Reduced Fees Make AP Tests More Widely Accessible

Gustavo Damian Danemann Soto and Sevilla Tovar, Editors-in-Chief

   Select UC High students may qualify to pay almost 95 percent less for their Advance Placement (AP) exams this school year, paying 5 dollars rather than 97 dollars for each exam they sign up for.

According to UC High Counselor Shauna Van Bemmel, the AP test coordinator for the school, the first step in applying for the reduced price is for the student to be registered for the AP exam(s) they are looking to take. “All students sign up to take an AP exam through their MyAP account that they have on the College Board [Company that organizes AP test- taking] website,” she said.

According to the San Diego Unified School District AP website, parents can apply for reduced AP Test fees by entering Local Control Funding Formula (LCFF) data in the PowerSchool Parent Portal. Once signed into PowerSchool, parents can find this short survey by clicking on the LCFF Data Collection icon near the bottom of the navigation menu (sites.google.com/ sandi.net/sdusdap).

   Van Bemmel said, “A student then qualifies for a fee waiver if the family income is a certain amount. If the student does qualify for a fee waiver, Rachel Amato (Advance Studies Resource Teacher), who oversees AP, sends the student an invoice with how much they owe for their AP exam(s).”

Finding further instructions requires a multi-step search: Upon googling “AP San Diego Unified,” one can access the San Diego Unified deeplink named “College Prep/Voluntary Tests,” at the bottom of which, there is a hyperlink for the “Advanced Studies website.” This then redirects a person to the District’s Google Site, in which one can click on the Advanced Placement button that redirects to the sub-site with the link to the district’s AP Exam website. There, an aqua blue box should appear at the top, where clicking on the Details Here icon will provide a PDF with all the instructions to turn in your LCFF Form (the survey must be submitted by October 30).

   Information on the subject is scarce, which Head Counselor Kelsey Bradshaw believes is because of the College Board being a for-profit company.

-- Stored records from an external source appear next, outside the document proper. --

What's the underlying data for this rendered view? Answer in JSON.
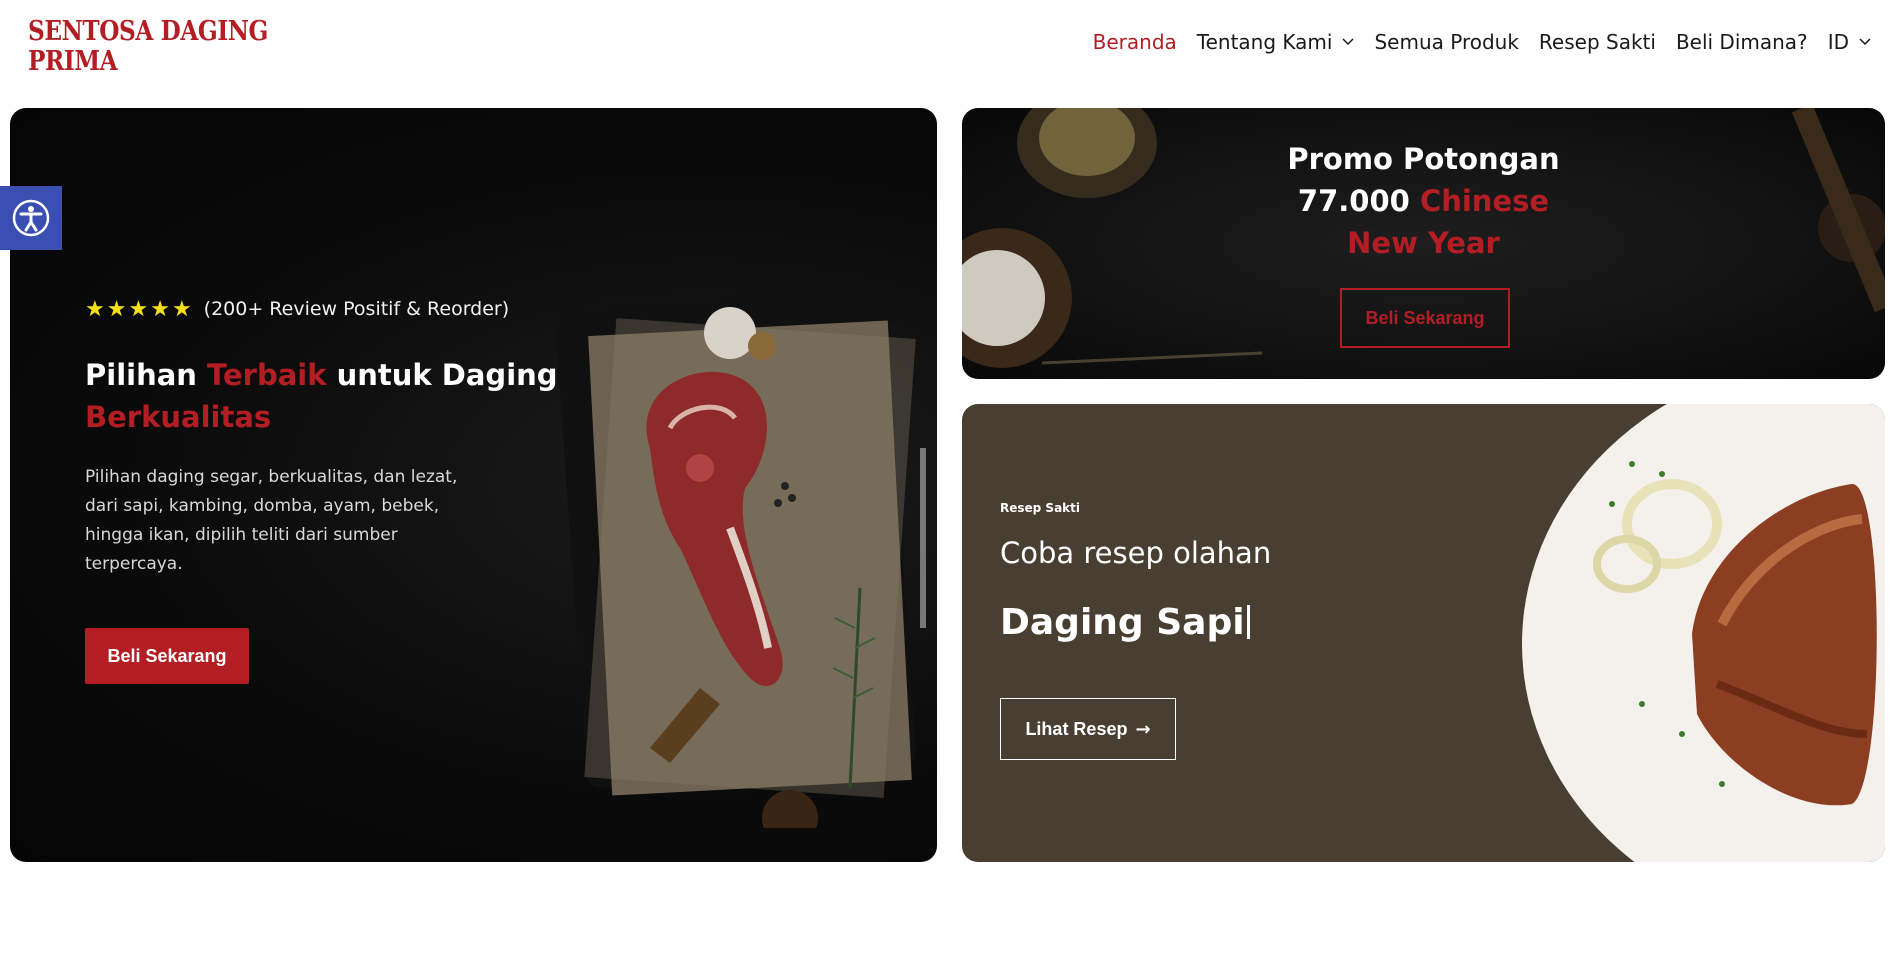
{
  "brand": {
    "name_line1": "SENTOSA DAGING",
    "name_line2": "PRIMA",
    "color": "#b31e24"
  },
  "nav": {
    "items": [
      {
        "label": "Beranda",
        "active": true
      },
      {
        "label": "Tentang Kami",
        "dropdown": true
      },
      {
        "label": "Semua Produk"
      },
      {
        "label": "Resep Sakti"
      },
      {
        "label": "Beli Dimana?"
      },
      {
        "label": "ID",
        "dropdown": true
      }
    ]
  },
  "accessibility": {
    "icon": "accessibility-icon",
    "color": "#3b4fb3"
  },
  "hero": {
    "stars": 5,
    "rating_text": "(200+ Review Positif & Reorder)",
    "title_part1": "Pilihan ",
    "title_highlight": "Terbaik",
    "title_part2": " untuk Daging",
    "title_highlight2": "Berkualitas",
    "description": "Pilihan daging segar, berkualitas, dan lezat, dari sapi, kambing, domba, ayam, bebek, hingga ikan, dipilih teliti dari sumber terpercaya.",
    "cta": "Beli Sekarang"
  },
  "promo": {
    "line1": "Promo Potongan",
    "line2_number": "77.000",
    "line2_highlight": " Chinese",
    "line3_highlight": "New Year",
    "cta": "Beli Sekarang"
  },
  "recipe": {
    "kicker": "Resep Sakti",
    "line1": "Coba resep olahan",
    "line2": "Daging Sapi",
    "cta": "Lihat Resep",
    "cta_arrow": "→",
    "bg_color": "#493e32"
  }
}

She said, “It’s nice that they can offer [reduced cost exams], but I don’t know if they really want to advertise it. Especially since, over the last couple of years, we’ve changed how someone is qualified to receive this reduction.”

Before the LCFF form, one could get a 5 dollar test if they qualified for reduced lunch as well, according to Bradshaw. She stressed the importance of a lower AP exam fee: “I don’t think your family’s financial barriers should impact whether or not you get to take this test that you’ve essentially been studying for during ten months.”

   Van Bemmel shared that 792 AP exams were administered to UC High students last year and around 577 students are enrolled in AP courses this year.

Junior Hannah González Hernández, who has taken a handful of Advanced Placement classes, shared that she knows of people who took advantage of the 5 dollar exam option and were able to pass their tests in Spring. She said, “[Lower test costs] allow kids of all backgrounds to achieve academic success and challenge themselves with these courses.”

Parents struggling to sign into their PowerSchool portal can contact Parent Online Support at (619) 732-1400 or UC High Site Technician Fabi Dunker at [email protected]